2. The Sky Sox have not officially announced a move yet.

Even though the Sky Sox ownership group has commited to bringing a team to the area, the Sky Sox were not mentioned by name. However, since Triple-A can't grow beyond the number of teams currently in MLB, and the Elmore Group only owns one Triple-A team, the Sky Sox would be the ideal candidate.

3. MiLB has to approve the move.

Considering all of the moving parts of this deal, MiLB will have to approve all of it before it can happen. There would be three core parts to this move:

- Triple-A Colorado Springs relocates to San Antonio
- Double-A San Antonio relocates to Amarillo (or another city)
- Rookie League Helena relocates to Colorado Springs

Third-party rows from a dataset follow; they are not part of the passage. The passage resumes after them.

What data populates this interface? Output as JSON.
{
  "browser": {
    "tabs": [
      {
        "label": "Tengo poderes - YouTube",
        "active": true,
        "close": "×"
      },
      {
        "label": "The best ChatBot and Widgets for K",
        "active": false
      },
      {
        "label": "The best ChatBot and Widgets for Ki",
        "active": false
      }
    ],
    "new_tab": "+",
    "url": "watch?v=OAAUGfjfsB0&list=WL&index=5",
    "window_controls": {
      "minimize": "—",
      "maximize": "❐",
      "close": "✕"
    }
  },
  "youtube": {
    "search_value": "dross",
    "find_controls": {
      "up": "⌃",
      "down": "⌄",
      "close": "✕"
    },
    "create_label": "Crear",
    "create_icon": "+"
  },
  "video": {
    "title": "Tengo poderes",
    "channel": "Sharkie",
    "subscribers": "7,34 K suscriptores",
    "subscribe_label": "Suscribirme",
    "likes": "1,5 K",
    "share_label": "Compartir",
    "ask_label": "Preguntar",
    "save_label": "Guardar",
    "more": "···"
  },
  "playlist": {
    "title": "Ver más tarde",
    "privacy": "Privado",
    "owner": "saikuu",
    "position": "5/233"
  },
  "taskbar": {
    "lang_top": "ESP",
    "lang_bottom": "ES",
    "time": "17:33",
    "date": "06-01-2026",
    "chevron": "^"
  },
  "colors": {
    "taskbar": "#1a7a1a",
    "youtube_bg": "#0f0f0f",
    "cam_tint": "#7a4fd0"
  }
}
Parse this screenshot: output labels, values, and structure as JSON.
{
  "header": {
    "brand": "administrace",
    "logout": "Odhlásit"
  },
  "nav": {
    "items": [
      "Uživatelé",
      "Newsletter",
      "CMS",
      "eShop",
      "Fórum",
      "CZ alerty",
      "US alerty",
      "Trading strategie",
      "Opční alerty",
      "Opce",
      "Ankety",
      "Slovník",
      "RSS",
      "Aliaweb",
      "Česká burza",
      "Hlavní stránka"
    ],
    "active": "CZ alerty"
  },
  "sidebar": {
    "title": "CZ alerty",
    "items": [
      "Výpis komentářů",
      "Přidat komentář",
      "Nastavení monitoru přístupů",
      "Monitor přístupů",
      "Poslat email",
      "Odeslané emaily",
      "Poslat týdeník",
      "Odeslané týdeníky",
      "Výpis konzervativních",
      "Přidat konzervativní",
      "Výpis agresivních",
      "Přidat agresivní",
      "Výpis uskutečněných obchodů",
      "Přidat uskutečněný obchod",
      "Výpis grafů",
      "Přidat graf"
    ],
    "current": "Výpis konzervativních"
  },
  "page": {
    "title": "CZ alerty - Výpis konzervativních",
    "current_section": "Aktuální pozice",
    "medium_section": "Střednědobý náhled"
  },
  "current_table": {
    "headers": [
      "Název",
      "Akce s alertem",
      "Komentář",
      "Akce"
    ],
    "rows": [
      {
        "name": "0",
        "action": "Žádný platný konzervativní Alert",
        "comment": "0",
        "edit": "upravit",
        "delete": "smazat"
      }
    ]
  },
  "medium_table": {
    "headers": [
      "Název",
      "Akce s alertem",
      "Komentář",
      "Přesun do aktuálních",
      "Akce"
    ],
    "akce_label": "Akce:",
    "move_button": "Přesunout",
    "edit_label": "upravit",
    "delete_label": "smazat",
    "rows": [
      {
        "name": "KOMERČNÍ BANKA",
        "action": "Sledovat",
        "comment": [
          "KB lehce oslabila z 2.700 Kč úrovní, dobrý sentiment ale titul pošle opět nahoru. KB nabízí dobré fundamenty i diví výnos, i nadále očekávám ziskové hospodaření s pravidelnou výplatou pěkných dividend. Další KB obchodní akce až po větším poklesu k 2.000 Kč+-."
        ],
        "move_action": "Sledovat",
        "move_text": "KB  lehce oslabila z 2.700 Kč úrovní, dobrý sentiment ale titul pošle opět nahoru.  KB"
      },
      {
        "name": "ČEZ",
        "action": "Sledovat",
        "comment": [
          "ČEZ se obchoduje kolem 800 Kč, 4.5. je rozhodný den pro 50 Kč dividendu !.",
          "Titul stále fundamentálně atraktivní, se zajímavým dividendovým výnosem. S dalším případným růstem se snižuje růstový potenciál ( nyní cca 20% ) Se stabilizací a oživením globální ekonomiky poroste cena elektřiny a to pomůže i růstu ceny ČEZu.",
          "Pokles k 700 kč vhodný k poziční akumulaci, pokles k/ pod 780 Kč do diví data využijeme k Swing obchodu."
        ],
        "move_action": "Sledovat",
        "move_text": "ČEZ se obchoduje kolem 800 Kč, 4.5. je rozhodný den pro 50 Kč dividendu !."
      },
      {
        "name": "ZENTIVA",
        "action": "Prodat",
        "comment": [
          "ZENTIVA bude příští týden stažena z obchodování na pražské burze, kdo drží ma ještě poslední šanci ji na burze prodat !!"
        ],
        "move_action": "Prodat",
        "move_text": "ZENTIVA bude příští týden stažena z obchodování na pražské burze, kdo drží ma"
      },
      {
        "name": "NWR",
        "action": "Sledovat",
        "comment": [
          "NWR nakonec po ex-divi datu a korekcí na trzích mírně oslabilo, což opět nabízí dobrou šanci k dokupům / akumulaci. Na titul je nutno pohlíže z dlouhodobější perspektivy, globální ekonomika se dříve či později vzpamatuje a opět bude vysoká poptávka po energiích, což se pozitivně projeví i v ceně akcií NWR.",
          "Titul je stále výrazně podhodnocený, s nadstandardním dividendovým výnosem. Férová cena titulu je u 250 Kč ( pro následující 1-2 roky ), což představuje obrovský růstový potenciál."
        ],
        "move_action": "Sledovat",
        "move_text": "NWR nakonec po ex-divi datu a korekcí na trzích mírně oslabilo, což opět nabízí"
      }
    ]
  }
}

Even though no teams would officially fold or be created, there's still a lot of moving parts to that move. It could involve league realignments, travel considerations have to be accounted for, and any other factors regarding the team's geography have to be considered. While the move would likely be approved, it's not a given.

4. The Brewers may not renew their deal with the Sky Sox.

As all of this is happening, there's one other key factor to remember: The Brewers PDC with the Sky Sox ends after this season. Colorado Springs has been seen as a less than ideal candidate for Triple-A for a long time, and two more years there may not be in the Brewers plans. In addition, they have been on the good and bad side of a move in the last few years. The Brewers spent years helping Nashville with their new stadium and then were dumped right before it was completed. On the other hand, the Brewers stuck with Huntsville as they moved to Biloxi, and that relationship appears to be very strong between the two. If the Brewers are willing to stick with Colorado Springs through the moving process, they may want a four-year deal to avoid a repeat of what happened with Nashville. It would mean two more years in Colorado Springs, but also at least two years in a brand new facility in San Antonio. That's purely speculation, but it's hard to see the Brewers willing to risk another Nashville situation.

Right now, there's a lot that has to happen before a move would be possible. However, momentum is building and relocation is becoming a very strong possibility. If it all plays out well and the Brewers stick with the Sky Sox for now, it could lead to a nice payoff in a few years.